Do you sometimes compare your life to other people’s lives? And by compare, I mean make yourself feel inadequate/inferior/undeserving/stuck because someone else seems to have it better than you.
It’s called comparisonitis.
Made easier thanks to the huge role social media has in our lives and everyone’s tendency to only post the highlight reel.
But it’s been around longer than social media. It’s a human condition, and it’s important to talk about it.
One of the things that used to make me feel like this about was how hard parenting felt when I had no family close by. Child no 1 was a challenging baby: I basically didn’t sleep for 18 months. I had to learn to be his health advocate from scratch and I had no friends or family who could relate or pick up the slack for me. I constantly looked at other people’s seemingly rosy lives where parents went on date nights, babies were cared for by grandparents and everyone looked happy and rested and I wanted to die. The truth is that I desperately needed support and didn’t know how to ask for it, let alone get it. All I had was looking outward for answers that weren’t there and the sickening realisation that this was not what I ordered.
I’ve also had it gazillions of times over my creative work, my business, my finances, my body, my age and my likability.
Through these ‘blips’, I’ve learnt that comparing my life to others is a symptom of my own dissatisfaction, or an emerging need/desire that I hadn’t had before.
This is where we can look a bit closer at the cause rather than focusing in on the symptoms.
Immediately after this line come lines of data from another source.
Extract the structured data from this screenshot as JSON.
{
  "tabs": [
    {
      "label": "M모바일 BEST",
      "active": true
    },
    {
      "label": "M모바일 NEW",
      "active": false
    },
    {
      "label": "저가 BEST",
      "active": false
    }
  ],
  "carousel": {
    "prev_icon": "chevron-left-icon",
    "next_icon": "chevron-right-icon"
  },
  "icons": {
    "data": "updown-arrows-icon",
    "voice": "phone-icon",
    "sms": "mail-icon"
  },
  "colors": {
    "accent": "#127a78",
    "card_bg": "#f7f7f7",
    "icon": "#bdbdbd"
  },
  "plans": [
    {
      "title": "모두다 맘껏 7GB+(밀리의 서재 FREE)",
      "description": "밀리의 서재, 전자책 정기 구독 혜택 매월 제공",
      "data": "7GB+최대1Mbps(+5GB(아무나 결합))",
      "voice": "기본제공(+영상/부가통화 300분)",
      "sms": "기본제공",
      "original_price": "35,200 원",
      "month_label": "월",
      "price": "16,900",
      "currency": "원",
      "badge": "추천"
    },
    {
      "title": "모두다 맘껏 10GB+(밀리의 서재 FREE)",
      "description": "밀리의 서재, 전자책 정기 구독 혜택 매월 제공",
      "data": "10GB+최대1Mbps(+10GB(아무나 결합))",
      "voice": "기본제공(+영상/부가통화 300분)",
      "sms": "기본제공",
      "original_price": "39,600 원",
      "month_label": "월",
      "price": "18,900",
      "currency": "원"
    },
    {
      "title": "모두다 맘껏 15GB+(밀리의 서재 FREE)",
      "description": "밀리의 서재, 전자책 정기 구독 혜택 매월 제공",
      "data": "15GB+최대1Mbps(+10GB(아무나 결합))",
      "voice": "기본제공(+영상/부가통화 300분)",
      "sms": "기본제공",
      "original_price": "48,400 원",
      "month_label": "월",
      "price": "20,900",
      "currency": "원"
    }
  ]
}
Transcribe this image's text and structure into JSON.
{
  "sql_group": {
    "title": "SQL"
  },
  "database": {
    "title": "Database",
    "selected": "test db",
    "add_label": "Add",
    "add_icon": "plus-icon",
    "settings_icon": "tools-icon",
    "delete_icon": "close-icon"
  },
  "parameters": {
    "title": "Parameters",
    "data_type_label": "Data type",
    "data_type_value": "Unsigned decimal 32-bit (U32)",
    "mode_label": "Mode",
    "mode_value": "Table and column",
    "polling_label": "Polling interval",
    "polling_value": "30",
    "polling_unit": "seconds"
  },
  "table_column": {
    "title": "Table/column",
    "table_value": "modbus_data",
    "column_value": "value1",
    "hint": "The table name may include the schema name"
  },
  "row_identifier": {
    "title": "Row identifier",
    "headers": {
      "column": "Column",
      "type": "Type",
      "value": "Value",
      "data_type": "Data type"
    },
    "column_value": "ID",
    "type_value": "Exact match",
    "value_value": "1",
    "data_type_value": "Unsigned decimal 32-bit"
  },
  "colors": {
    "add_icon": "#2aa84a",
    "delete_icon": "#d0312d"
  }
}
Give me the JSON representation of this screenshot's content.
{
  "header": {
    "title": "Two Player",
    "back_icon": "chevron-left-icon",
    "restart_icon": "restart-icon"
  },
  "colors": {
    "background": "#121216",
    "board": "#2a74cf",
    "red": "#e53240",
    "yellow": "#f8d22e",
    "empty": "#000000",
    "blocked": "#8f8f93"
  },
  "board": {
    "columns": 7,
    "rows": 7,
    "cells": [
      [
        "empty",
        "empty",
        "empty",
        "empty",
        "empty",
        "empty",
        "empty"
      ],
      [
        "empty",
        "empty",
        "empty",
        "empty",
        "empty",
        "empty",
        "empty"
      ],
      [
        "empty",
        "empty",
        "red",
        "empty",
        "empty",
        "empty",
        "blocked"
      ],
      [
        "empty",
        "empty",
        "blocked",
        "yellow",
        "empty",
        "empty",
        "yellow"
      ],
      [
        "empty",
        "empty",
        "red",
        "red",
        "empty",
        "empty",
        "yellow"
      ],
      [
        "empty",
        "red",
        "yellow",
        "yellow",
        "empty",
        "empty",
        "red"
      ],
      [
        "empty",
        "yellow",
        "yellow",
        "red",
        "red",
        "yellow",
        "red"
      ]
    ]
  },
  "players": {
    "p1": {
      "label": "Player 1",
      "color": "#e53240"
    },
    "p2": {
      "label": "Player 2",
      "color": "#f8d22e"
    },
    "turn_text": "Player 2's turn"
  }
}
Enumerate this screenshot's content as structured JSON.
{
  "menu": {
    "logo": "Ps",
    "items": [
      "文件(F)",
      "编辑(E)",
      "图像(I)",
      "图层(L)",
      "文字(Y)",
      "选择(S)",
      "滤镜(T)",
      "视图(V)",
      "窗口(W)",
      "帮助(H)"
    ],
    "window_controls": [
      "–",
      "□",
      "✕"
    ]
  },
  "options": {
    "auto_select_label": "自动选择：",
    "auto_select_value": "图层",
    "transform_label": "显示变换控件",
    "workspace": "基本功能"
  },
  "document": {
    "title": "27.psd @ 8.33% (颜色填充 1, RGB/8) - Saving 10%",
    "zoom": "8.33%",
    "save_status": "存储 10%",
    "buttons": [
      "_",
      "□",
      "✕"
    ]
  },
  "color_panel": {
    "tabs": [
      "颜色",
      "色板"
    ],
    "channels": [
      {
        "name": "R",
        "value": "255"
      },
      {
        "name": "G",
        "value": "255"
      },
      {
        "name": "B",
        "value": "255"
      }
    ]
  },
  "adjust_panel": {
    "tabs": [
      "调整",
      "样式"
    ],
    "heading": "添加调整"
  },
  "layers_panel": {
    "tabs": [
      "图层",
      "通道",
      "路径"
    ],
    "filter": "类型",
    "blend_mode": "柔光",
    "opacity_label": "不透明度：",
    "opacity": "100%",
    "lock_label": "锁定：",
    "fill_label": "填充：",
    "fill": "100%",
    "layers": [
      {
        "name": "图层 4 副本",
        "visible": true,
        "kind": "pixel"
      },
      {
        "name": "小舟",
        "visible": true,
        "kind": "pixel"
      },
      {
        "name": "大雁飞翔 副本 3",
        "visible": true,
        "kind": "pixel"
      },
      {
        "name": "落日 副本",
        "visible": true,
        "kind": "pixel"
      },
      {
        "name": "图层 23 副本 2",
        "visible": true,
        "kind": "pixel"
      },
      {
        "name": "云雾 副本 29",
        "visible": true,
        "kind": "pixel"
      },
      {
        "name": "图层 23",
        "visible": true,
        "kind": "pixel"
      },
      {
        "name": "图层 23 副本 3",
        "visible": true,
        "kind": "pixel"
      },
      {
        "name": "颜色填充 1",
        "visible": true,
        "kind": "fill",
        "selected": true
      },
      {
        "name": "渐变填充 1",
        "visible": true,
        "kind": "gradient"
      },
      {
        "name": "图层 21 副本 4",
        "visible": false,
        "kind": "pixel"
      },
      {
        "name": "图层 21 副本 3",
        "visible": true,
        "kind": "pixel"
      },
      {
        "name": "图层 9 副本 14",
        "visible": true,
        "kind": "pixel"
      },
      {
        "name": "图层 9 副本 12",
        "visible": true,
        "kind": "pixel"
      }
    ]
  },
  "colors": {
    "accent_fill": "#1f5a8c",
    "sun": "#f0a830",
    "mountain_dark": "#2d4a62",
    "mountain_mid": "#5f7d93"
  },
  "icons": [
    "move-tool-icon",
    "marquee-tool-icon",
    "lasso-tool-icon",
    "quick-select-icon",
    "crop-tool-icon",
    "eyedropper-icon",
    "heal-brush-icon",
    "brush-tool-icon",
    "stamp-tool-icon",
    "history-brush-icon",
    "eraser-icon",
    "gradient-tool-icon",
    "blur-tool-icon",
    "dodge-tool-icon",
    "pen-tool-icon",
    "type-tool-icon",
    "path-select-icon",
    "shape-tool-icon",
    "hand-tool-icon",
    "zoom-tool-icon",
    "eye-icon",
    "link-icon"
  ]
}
Comparisonitis is caused by:
- A feeling of discontentment in your own life/circumstances
- A lack of confidence and self esteem
- Lost focus or mojo
All these things can bring about a tendency to look outwards rather than inwards. At the first sign of comparisonitis, it’s important to switch off the triggers and cast your attention inwards. You can start by asking yourself some important questions:
- What is it I’m worrying about?
- Is it really true?
- What can I do to change it?
And then you can refocus your attention on yourself with positive action and a growth mindset.
It takes some guts to change your situation. Or to recognise that the pretty picture you might want isn’t actually the right solution for you and your unique circumstances. Or to acknowledge your hidden dreams. It’s easier to be annoyed at the ‘luck’ some people have. To feel sorry for yourself, to blame something or someone. It’s hard to delve deeper, and to truly disrupt something that feels ‘comfortable’. Often, it’s better the devil you know, you know?
Now I push. I peel back layers. I’m not scared of hard things. Comparisonitis is a soul-sucker. The only comparison that truly matters is old you and new you. And, transformation is a gift that can keep on giving, as long as you live.